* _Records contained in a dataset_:
*** Block opens ***

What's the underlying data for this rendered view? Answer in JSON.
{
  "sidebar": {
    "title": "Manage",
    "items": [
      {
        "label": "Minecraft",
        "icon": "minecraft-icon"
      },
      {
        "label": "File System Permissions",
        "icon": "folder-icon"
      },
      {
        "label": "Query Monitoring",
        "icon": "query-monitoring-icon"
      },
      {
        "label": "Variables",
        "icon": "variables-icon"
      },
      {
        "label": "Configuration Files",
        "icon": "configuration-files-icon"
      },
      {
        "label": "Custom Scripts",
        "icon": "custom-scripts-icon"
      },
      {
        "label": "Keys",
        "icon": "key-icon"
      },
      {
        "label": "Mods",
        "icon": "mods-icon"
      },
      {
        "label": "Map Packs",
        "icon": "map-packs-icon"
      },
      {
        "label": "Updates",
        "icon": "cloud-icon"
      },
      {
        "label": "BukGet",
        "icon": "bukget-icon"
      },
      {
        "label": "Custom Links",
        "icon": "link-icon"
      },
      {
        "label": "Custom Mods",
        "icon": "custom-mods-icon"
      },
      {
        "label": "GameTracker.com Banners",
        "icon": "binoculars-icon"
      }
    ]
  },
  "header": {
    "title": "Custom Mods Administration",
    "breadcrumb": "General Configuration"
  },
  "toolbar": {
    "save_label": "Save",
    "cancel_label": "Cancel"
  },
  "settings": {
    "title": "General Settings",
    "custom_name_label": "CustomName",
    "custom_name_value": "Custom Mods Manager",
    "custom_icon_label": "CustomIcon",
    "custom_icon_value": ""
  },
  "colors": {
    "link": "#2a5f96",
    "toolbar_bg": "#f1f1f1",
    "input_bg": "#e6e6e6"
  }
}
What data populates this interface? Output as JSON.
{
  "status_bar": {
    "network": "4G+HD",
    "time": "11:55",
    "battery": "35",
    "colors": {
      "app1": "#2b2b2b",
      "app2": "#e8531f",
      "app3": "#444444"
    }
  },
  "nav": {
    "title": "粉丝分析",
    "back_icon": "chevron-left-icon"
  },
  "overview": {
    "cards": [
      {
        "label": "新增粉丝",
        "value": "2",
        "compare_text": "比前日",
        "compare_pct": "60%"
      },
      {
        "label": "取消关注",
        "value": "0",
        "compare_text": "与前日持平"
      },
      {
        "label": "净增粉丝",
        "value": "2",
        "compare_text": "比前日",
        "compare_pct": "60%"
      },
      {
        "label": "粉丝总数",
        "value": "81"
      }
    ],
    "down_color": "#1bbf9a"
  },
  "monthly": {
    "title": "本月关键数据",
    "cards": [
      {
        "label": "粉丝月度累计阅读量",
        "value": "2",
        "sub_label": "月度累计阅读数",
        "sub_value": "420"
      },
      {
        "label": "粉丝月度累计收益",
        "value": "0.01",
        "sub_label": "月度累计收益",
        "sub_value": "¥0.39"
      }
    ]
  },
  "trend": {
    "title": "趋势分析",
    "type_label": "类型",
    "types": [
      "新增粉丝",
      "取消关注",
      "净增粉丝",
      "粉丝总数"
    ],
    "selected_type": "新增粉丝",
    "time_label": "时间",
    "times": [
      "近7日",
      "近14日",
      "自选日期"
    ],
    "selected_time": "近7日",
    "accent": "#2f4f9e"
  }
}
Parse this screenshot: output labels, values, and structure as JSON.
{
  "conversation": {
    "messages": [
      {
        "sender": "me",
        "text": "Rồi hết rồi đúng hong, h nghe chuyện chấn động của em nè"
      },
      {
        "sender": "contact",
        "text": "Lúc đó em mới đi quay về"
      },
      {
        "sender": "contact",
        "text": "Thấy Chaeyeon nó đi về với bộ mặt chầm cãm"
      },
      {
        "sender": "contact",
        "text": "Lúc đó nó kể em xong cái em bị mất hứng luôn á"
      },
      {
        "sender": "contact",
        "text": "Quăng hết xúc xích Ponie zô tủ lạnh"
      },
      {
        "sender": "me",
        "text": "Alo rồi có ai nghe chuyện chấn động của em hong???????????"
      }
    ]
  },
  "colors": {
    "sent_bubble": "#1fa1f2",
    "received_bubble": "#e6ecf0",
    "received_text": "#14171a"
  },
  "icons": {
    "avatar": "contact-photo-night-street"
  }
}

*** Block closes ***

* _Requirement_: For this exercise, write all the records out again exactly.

* _Response to the exercise_:
What's the underlying data for this rendered view? Answer in JSON.
{
  "sidebar": {
    "title": "Manage",
    "items": [
      {
        "label": "Minecraft",
        "icon": "minecraft-icon"
      },
      {
        "label": "File System Permissions",
        "icon": "folder-icon"
      },
      {
        "label": "Query Monitoring",
        "icon": "query-monitoring-icon"
      },
      {
        "label": "Variables",
        "icon": "variables-icon"
      },
      {
        "label": "Configuration Files",
        "icon": "configuration-files-icon"
      },
      {
        "label": "Custom Scripts",
        "icon": "custom-scripts-icon"
      },
      {
        "label": "Keys",
        "icon": "key-icon"
      },
      {
        "label": "Mods",
        "icon": "mods-icon"
      },
      {
        "label": "Map Packs",
        "icon": "map-packs-icon"
      },
      {
        "label": "Updates",
        "icon": "cloud-icon"
      },
      {
        "label": "BukGet",
        "icon": "bukget-icon"
      },
      {
        "label": "Custom Links",
        "icon": "link-icon"
      },
      {
        "label": "Custom Mods",
        "icon": "custom-mods-icon"
      },
      {
        "label": "GameTracker.com Banners",
        "icon": "binoculars-icon"
      }
    ]
  },
  "header": {
    "title": "Custom Mods Administration",
    "breadcrumb": "General Configuration"
  },
  "toolbar": {
    "save_label": "Save",
    "cancel_label": "Cancel"
  },
  "settings": {
    "title": "General Settings",
    "custom_name_label": "CustomName",
    "custom_name_value": "Custom Mods Manager",
    "custom_icon_label": "CustomIcon",
    "custom_icon_value": ""
  },
  "colors": {
    "link": "#2a5f96",
    "toolbar_bg": "#f1f1f1",
    "input_bg": "#e6e6e6"
  }
}
What data populates this interface? Output as JSON.
{
  "status_bar": {
    "network": "4G+HD",
    "time": "11:55",
    "battery": "35",
    "colors": {
      "app1": "#2b2b2b",
      "app2": "#e8531f",
      "app3": "#444444"
    }
  },
  "nav": {
    "title": "粉丝分析",
    "back_icon": "chevron-left-icon"
  },
  "overview": {
    "cards": [
      {
        "label": "新增粉丝",
        "value": "2",
        "compare_text": "比前日",
        "compare_pct": "60%"
      },
      {
        "label": "取消关注",
        "value": "0",
        "compare_text": "与前日持平"
      },
      {
        "label": "净增粉丝",
        "value": "2",
        "compare_text": "比前日",
        "compare_pct": "60%"
      },
      {
        "label": "粉丝总数",
        "value": "81"
      }
    ],
    "down_color": "#1bbf9a"
  },
  "monthly": {
    "title": "本月关键数据",
    "cards": [
      {
        "label": "粉丝月度累计阅读量",
        "value": "2",
        "sub_label": "月度累计阅读数",
        "sub_value": "420"
      },
      {
        "label": "粉丝月度累计收益",
        "value": "0.01",
        "sub_label": "月度累计收益",
        "sub_value": "¥0.39"
      }
    ]
  },
  "trend": {
    "title": "趋势分析",
    "type_label": "类型",
    "types": [
      "新增粉丝",
      "取消关注",
      "净增粉丝",
      "粉丝总数"
    ],
    "selected_type": "新增粉丝",
    "time_label": "时间",
    "times": [
      "近7日",
      "近14日",
      "自选日期"
    ],
    "selected_time": "近7日",
    "accent": "#2f4f9e"
  }
}
Parse this screenshot: output labels, values, and structure as JSON.
{
  "conversation": {
    "messages": [
      {
        "sender": "me",
        "text": "Rồi hết rồi đúng hong, h nghe chuyện chấn động của em nè"
      },
      {
        "sender": "contact",
        "text": "Lúc đó em mới đi quay về"
      },
      {
        "sender": "contact",
        "text": "Thấy Chaeyeon nó đi về với bộ mặt chầm cãm"
      },
      {
        "sender": "contact",
        "text": "Lúc đó nó kể em xong cái em bị mất hứng luôn á"
      },
      {
        "sender": "contact",
        "text": "Quăng hết xúc xích Ponie zô tủ lạnh"
      },
      {
        "sender": "me",
        "text": "Alo rồi có ai nghe chuyện chấn động của em hong???????????"
      }
    ]
  },
  "colors": {
    "sent_bubble": "#1fa1f2",
    "received_bubble": "#e6ecf0",
    "received_text": "#14171a"
  },
  "icons": {
    "avatar": "contact-photo-night-street"
  }
}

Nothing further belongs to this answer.